Kathleen M Rahman

Learn More
Human DNA helicase II (HDH II) is a novel ATP-dependent DNA unwinding enzyme, purified to apparent homogeneity from HeLa cells, which (i) unwinds exclusively DNA duplexes, (ii) prefers partially unwound substrates and (iii) proceeds in the 3' to 5' direction on the bound strand. HDH II is a heterodimer of 72 and 87 kDa polypeptides. It shows single-stranded(More)
Using a strand-displacement assay with 32P labeled oligonucleotide annealed to M13 ssDNA we have purified to apparent homogeneity and characterized a novel DNA unwinding enzyme from HeLa cell nuclei, human DNA helicase V (HDH V). This is present in extremely low abundance in the cells and has the highest turnover rate among other human helicases. From 300(More)
Lactocrine signaling is defined as transmission of bioactive factors from mother to offspring as a consequence of nursing. Lactocrine transmission of signaling molecules may be an evolutionarily conserved process through which bioactive factors necessary for support of neonatal development are delivered postnatally.

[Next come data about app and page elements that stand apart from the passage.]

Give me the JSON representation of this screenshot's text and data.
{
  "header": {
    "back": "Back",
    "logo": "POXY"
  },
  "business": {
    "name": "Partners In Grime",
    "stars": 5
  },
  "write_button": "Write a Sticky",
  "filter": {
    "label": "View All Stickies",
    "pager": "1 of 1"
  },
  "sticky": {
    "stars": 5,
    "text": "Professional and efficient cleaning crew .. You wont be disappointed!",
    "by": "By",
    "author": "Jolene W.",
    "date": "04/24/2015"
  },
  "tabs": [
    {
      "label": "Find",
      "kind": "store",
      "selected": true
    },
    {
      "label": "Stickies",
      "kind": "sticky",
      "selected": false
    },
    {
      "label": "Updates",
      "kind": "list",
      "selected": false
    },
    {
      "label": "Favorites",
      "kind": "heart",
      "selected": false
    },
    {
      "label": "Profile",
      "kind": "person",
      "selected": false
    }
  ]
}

Dependence on maternal resources for(More)
The lactocrine hypothesis suggests a mechanism whereby milk-borne bioactive factors delivered to nursing offspring affect development of neonatal tissues. The objective of this study was to assess whether nursing affects testicular development in neonatal boars as reflected by: (1) Sertoli cell number and proliferation measured by GATA-4 expression and(More)
We have initiated the characterization of the DNA helicases from HeLa cells, and we have observed at least 4 molecular species as judged by their different fractionation properties. One of these only, DNA helicase I, has been purified to homogeneity and characterized. Helicase activity was measured by assaying the unwinding of a radioactively labelled(More)

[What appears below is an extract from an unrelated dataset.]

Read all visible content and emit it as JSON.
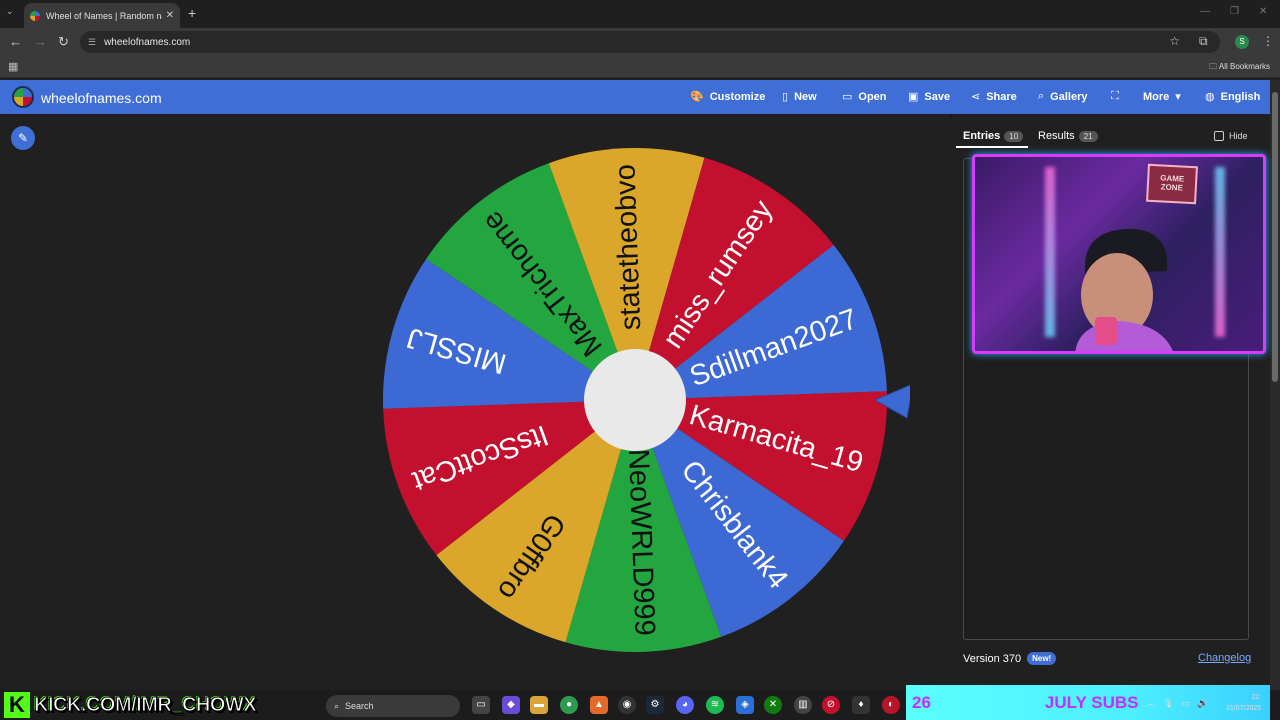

Human DNA helicase III, a novel DNA unwinding enzyme, has been purified to apparent homogeneity from nuclear extracts of HeLa cells and characterized. The activity was measured by using a strand displacement assay with a 32P labeled oligonucleotide annealed to M13 ssDNA. From 305 grams of cultured cells 0.26 mg of pure protein was isolated which was free of(More)
The neonatal porcine cervix is sensitive to hormones, including relaxin (RLX), from birth. Whether nursing is required to establish the cervical developmental program or to determine cervical developmental trajectory is unknown. The objective of study 1 was to determine effects of age and nursing on expression of molecular markers and mediators of porcine(More)
The lactocrine hypothesis for maternal programming of neonatal development was proposed to describe a mechanism through which milk-borne bioactive factors, delivered from mother to nursing offspring, could affect development of tissues, including the uterus. Porcine uterine development, initiated before birth, is completed postnatally. However, age- and(More)
Factors delivered to offspring in colostrum within 2 days of birth support neonatal porcine uterine development. The uterine mRNA transcriptome is affected by age and nursing during this period. Whether uterine microRNA (miRNA) expression is affected similarly is unknown. Objectives were to (1) determine effects of age and nursing on porcine uterine miRNA(More)
Nursing supports neonatal porcine uterine and testicular development, however, lactocrine effects on cervical development are undefined. Studies were conducted to determine the effects of i) age and the imposition of the lactocrine-null state from birth (postnatal day 0 (PND0)) by milk replacer feeding on cervical histology; ii) imposition of the(More)